TASK MATERIAL Block Start
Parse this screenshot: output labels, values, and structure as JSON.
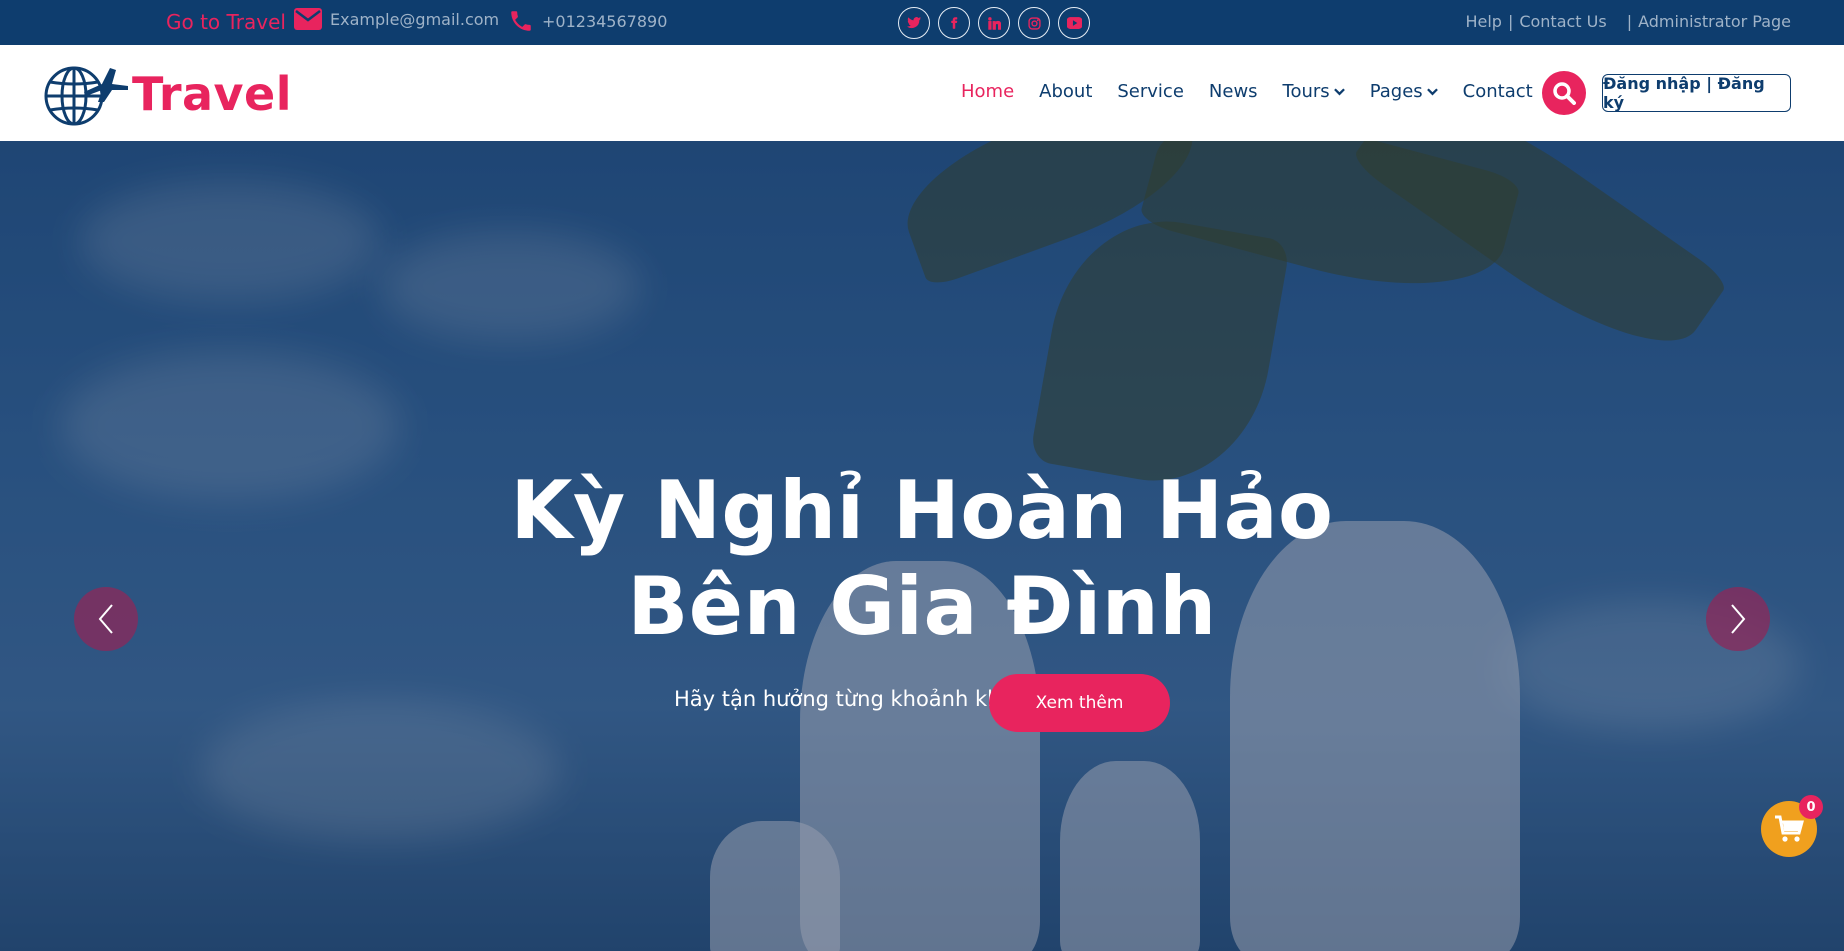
{
  "topbar": {
    "brand_link": "Go to Travel",
    "email": "Example@gmail.com",
    "phone": "+01234567890",
    "social": [
      "twitter-icon",
      "facebook-icon",
      "linkedin-icon",
      "instagram-icon",
      "youtube-icon"
    ],
    "help": "Help",
    "contact_us": "Contact Us",
    "admin": "Administrator Page",
    "separator": "|"
  },
  "navbar": {
    "logo_text": "Travel",
    "menu": [
      {
        "label": "Home",
        "active": true
      },
      {
        "label": "About"
      },
      {
        "label": "Service"
      },
      {
        "label": "News"
      },
      {
        "label": "Tours",
        "dropdown": true
      },
      {
        "label": "Pages",
        "dropdown": true
      },
      {
        "label": "Contact"
      }
    ],
    "login_label": "Đăng nhập | Đăng ký"
  },
  "hero": {
    "title_line1": "Kỳ Nghỉ Hoàn Hảo",
    "title_line2": "Bên Gia Đình",
    "subtitle": "Hãy tận hưởng từng khoảnh khắc",
    "button_label": "Xem thêm"
  },
  "cart": {
    "count": "0"
  },
  "colors": {
    "primary": "#e8245e",
    "navy": "#0e3d6e",
    "cart": "#f0a01e"
  }
}
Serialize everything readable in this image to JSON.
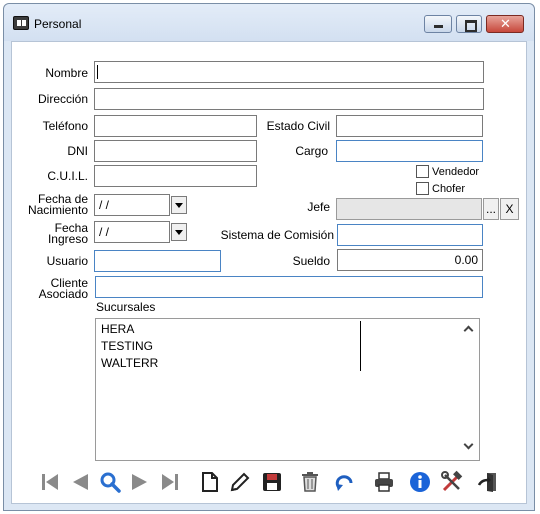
{
  "window": {
    "title": "Personal"
  },
  "labels": {
    "nombre": "Nombre",
    "direccion": "Dirección",
    "telefono": "Teléfono",
    "estado_civil": "Estado Civil",
    "dni": "DNI",
    "cargo": "Cargo",
    "cuil": "C.U.I.L.",
    "vendedor": "Vendedor",
    "chofer": "Chofer",
    "fecha_nac_1": "Fecha de",
    "fecha_nac_2": "Nacimiento",
    "jefe": "Jefe",
    "fecha_ing_1": "Fecha",
    "fecha_ing_2": "Ingreso",
    "sistema_comision": "Sistema de Comisión",
    "usuario": "Usuario",
    "sueldo": "Sueldo",
    "cliente_1": "Cliente",
    "cliente_2": "Asociado",
    "sucursales": "Sucursales"
  },
  "fields": {
    "nombre": "",
    "direccion": "",
    "telefono": "",
    "estado_civil": "",
    "dni": "",
    "cargo": "",
    "cuil": "",
    "fecha_nacimiento": " /  /",
    "jefe": "",
    "fecha_ingreso": " /  /",
    "sistema_comision": "",
    "usuario": "",
    "sueldo": "0.00",
    "cliente_asociado": ""
  },
  "jefe_buttons": {
    "browse": "...",
    "clear": "X"
  },
  "checkboxes": {
    "vendedor": false,
    "chofer": false
  },
  "sucursales": [
    "HERA",
    "TESTING",
    "WALTERR"
  ],
  "toolbar": [
    "first-record-icon",
    "previous-record-icon",
    "search-icon",
    "next-record-icon",
    "last-record-icon",
    "new-document-icon",
    "edit-pencil-icon",
    "save-disk-icon",
    "delete-trash-icon",
    "undo-icon",
    "print-icon",
    "info-icon",
    "tools-icon",
    "exit-door-icon"
  ]
}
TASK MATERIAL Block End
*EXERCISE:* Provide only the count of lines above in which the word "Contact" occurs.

*EXERCISE RESPONSE:* 2